## What to do
Please return the lines of the data that contain "BambooHR".

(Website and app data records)
######

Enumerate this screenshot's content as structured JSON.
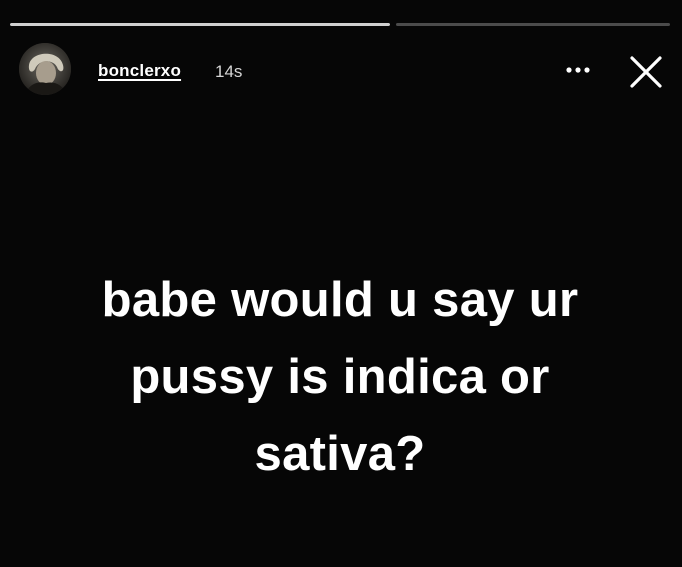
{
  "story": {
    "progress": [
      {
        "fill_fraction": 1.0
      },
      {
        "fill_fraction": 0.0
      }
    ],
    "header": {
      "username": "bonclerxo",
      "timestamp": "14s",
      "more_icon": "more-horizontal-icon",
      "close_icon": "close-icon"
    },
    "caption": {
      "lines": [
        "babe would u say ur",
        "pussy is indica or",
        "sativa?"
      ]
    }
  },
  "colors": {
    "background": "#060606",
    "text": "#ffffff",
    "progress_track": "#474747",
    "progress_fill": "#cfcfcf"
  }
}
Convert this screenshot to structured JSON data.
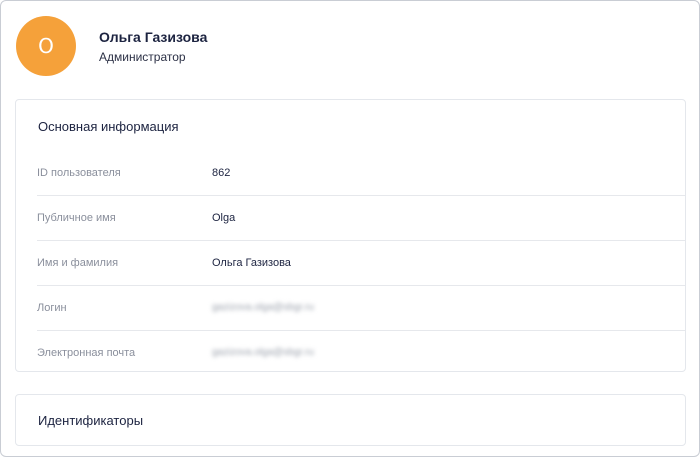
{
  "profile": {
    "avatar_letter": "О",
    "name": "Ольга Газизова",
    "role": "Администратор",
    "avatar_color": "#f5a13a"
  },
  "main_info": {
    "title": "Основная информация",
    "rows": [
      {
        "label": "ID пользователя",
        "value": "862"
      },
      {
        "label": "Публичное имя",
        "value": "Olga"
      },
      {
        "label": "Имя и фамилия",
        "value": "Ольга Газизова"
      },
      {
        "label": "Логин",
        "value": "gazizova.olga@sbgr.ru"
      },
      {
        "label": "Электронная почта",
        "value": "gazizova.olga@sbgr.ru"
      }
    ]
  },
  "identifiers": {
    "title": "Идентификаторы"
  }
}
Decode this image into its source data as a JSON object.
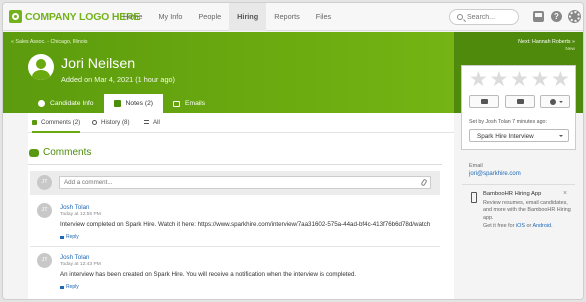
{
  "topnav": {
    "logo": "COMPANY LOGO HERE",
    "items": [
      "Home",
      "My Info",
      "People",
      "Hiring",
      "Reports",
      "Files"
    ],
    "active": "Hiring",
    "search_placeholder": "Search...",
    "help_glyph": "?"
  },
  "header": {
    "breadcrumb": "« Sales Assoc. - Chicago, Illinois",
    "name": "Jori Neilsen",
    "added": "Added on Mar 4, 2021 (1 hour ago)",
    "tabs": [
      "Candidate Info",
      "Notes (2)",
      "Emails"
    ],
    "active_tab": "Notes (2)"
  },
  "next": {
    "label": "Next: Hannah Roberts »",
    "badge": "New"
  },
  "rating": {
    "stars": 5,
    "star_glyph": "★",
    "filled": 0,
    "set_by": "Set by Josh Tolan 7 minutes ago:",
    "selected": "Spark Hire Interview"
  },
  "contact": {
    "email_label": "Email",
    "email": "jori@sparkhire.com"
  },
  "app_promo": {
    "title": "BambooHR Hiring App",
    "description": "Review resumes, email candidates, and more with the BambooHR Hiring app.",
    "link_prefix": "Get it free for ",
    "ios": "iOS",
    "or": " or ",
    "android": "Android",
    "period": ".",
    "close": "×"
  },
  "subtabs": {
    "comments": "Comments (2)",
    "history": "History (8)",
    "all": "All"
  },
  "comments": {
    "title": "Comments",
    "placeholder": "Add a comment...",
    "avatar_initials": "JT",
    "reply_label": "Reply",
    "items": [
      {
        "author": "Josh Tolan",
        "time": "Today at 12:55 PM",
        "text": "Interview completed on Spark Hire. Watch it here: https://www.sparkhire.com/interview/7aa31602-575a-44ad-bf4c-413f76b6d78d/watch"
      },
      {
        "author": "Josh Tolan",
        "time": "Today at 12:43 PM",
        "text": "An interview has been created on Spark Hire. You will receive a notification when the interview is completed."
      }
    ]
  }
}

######

## Expected answer
    "title": "BambooHR Hiring App",
    "description": "Review resumes, email candidates, and more with the BambooHR Hiring app.",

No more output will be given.